> **Exercise**: Provide the entries once more, identical in every word.

━━━━━ Data listing ━━━━━

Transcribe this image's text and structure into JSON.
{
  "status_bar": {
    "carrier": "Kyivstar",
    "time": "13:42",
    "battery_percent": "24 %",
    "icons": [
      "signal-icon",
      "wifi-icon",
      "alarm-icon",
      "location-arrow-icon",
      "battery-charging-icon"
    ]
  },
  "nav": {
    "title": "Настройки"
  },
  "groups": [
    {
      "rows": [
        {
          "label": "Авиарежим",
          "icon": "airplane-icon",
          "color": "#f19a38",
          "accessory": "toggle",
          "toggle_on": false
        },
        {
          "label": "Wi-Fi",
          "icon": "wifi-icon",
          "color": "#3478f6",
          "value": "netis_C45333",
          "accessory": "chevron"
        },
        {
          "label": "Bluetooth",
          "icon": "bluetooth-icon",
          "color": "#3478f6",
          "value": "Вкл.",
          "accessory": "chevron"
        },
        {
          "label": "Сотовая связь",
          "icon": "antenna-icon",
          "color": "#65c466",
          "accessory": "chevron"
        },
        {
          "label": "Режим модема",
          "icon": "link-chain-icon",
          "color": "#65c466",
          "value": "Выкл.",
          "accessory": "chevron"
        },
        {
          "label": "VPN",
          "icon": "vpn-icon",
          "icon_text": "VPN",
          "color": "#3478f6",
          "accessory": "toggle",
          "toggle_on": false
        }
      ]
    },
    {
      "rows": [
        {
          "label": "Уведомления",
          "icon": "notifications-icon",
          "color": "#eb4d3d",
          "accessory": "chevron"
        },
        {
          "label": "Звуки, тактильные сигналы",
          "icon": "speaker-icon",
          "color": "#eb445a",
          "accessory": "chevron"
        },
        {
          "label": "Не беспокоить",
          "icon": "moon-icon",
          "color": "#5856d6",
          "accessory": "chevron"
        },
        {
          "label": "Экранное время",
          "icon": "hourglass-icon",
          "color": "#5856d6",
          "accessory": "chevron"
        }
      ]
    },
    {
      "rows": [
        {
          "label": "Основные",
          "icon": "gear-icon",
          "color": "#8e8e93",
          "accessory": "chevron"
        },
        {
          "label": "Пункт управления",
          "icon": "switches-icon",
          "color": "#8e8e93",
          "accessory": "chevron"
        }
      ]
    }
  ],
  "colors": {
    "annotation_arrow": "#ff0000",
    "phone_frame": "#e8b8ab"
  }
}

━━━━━

> **Output**:
Transcribe this image's text and structure into JSON.
{
  "status_bar": {
    "carrier": "Kyivstar",
    "time": "13:42",
    "battery_percent": "24 %",
    "icons": [
      "signal-icon",
      "wifi-icon",
      "alarm-icon",
      "location-arrow-icon",
      "battery-charging-icon"
    ]
  },
  "nav": {
    "title": "Настройки"
  },
  "groups": [
    {
      "rows": [
        {
          "label": "Авиарежим",
          "icon": "airplane-icon",
          "color": "#f19a38",
          "accessory": "toggle",
          "toggle_on": false
        },
        {
          "label": "Wi-Fi",
          "icon": "wifi-icon",
          "color": "#3478f6",
          "value": "netis_C45333",
          "accessory": "chevron"
        },
        {
          "label": "Bluetooth",
          "icon": "bluetooth-icon",
          "color": "#3478f6",
          "value": "Вкл.",
          "accessory": "chevron"
        },
        {
          "label": "Сотовая связь",
          "icon": "antenna-icon",
          "color": "#65c466",
          "accessory": "chevron"
        },
        {
          "label": "Режим модема",
          "icon": "link-chain-icon",
          "color": "#65c466",
          "value": "Выкл.",
          "accessory": "chevron"
        },
        {
          "label": "VPN",
          "icon": "vpn-icon",
          "icon_text": "VPN",
          "color": "#3478f6",
          "accessory": "toggle",
          "toggle_on": false
        }
      ]
    },
    {
      "rows": [
        {
          "label": "Уведомления",
          "icon": "notifications-icon",
          "color": "#eb4d3d",
          "accessory": "chevron"
        },
        {
          "label": "Звуки, тактильные сигналы",
          "icon": "speaker-icon",
          "color": "#eb445a",
          "accessory": "chevron"
        },
        {
          "label": "Не беспокоить",
          "icon": "moon-icon",
          "color": "#5856d6",
          "accessory": "chevron"
        },
        {
          "label": "Экранное время",
          "icon": "hourglass-icon",
          "color": "#5856d6",
          "accessory": "chevron"
        }
      ]
    },
    {
      "rows": [
        {
          "label": "Основные",
          "icon": "gear-icon",
          "color": "#8e8e93",
          "accessory": "chevron"
        },
        {
          "label": "Пункт управления",
          "icon": "switches-icon",
          "color": "#8e8e93",
          "accessory": "chevron"
        }
      ]
    }
  ],
  "colors": {
    "annotation_arrow": "#ff0000",
    "phone_frame": "#e8b8ab"
  }
}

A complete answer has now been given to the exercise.